And yes, weight loss is part of it, if you have fat that you need to lose. An exercise-performance based diet is a healthy one that often will lead to the shedding of excess fat as a happy byproduct. It’s not really about the numbers on the scale, but the numbers on the GPS watch, barbell and treadmill.
With a focus on sports nutrition, you’re not focused so much on losing, but on gaining. You’re gaining speed, strength and stamina along with mental acuity and improved wellbeing. Yes, it’s also a great recipe for fat loss, but the dropping of excess poundage, again, is a side benefit rather than a primary focus.
And that’s what makes it sustainable. Sports nutrition is about the journey rather than the destination. Diet books come and go, but Nancy Clark’s Sports Nutrition Guidebook continues to be the book of choice for those who want to find out what they’re physically capable of.
The 3rd edition is the one that made all the difference for me. I had done reasonably well in my fitness journey, having lost 30 pounds of fat and gained a fair amount of muscle, but around 2003 was when I really wanted to up my game. I wanted to get faster and stronger and leaner. The director of health and fitness programs at the University of Calgary recommended Nancy’s book to me, and that was the start of changing how I viewed everything to do with food and fueling athletic performance. A decade later I’m a muscular Boston Marathon qualifier who can see his abs.

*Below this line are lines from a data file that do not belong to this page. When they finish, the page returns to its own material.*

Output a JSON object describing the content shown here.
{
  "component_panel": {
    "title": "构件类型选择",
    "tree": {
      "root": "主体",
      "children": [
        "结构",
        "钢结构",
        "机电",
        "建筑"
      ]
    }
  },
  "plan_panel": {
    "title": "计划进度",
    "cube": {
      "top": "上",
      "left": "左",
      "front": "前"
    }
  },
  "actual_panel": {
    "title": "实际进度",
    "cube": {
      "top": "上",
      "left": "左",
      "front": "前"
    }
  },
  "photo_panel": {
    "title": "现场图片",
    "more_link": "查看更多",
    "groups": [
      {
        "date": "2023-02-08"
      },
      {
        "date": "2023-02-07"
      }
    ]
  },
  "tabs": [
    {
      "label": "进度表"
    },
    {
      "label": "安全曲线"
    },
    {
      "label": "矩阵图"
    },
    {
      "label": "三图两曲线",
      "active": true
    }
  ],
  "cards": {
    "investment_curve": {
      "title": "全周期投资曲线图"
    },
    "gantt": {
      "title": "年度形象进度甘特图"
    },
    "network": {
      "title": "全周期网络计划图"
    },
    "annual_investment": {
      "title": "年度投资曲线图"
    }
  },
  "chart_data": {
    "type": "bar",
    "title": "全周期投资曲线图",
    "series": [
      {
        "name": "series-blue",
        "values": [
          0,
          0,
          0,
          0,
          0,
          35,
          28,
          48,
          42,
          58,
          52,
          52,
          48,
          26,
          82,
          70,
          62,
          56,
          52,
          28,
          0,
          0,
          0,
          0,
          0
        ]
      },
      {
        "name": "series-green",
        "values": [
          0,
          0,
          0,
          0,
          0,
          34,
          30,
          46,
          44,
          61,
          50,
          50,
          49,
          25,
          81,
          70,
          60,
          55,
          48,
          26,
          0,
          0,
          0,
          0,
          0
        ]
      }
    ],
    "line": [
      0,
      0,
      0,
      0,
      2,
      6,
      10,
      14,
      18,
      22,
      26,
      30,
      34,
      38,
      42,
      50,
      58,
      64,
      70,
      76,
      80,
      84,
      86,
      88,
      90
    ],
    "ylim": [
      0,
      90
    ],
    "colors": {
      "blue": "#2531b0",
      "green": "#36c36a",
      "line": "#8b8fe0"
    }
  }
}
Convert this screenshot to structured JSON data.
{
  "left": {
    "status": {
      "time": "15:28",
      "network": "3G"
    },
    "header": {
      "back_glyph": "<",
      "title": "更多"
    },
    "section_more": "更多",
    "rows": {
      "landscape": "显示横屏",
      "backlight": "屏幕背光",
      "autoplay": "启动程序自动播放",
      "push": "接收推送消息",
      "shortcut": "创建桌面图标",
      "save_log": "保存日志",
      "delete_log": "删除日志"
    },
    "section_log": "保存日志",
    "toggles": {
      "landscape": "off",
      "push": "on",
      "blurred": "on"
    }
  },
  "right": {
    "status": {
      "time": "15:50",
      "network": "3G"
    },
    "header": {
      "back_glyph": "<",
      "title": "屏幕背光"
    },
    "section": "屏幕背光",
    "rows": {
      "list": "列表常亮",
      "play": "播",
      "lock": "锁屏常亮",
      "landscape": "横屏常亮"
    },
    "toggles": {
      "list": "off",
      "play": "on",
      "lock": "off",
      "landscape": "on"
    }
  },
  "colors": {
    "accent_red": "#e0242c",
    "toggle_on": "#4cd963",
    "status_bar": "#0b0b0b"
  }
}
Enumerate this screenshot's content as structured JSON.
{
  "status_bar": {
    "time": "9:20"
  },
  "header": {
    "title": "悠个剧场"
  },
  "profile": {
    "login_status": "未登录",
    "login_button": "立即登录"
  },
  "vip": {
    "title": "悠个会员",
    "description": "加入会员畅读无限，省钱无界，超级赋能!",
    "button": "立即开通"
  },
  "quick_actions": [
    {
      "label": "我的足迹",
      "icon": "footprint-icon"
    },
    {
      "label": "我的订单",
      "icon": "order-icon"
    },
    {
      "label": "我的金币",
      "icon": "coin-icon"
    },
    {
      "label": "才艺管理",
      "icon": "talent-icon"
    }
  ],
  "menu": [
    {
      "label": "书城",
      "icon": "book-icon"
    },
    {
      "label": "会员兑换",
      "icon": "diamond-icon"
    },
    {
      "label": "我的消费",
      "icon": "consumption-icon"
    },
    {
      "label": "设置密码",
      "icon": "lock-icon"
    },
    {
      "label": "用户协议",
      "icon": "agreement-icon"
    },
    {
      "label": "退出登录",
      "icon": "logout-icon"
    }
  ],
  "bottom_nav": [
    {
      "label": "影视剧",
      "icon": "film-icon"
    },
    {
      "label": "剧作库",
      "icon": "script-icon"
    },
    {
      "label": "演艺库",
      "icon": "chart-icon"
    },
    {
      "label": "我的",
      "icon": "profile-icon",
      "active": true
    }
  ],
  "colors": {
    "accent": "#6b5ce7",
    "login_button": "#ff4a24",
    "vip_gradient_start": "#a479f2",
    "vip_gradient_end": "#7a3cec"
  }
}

James S. Fell, CSCS, is an internationally syndicated fitness columnist for the Chicago Tribune, Los Angeles Times and AskMen.com. He is the author of Lose it Right: A Brutally Honest 3-Stage Program to Help You Get Fit and Lose Weight Without Losing Your Mind, published by Random House Canada.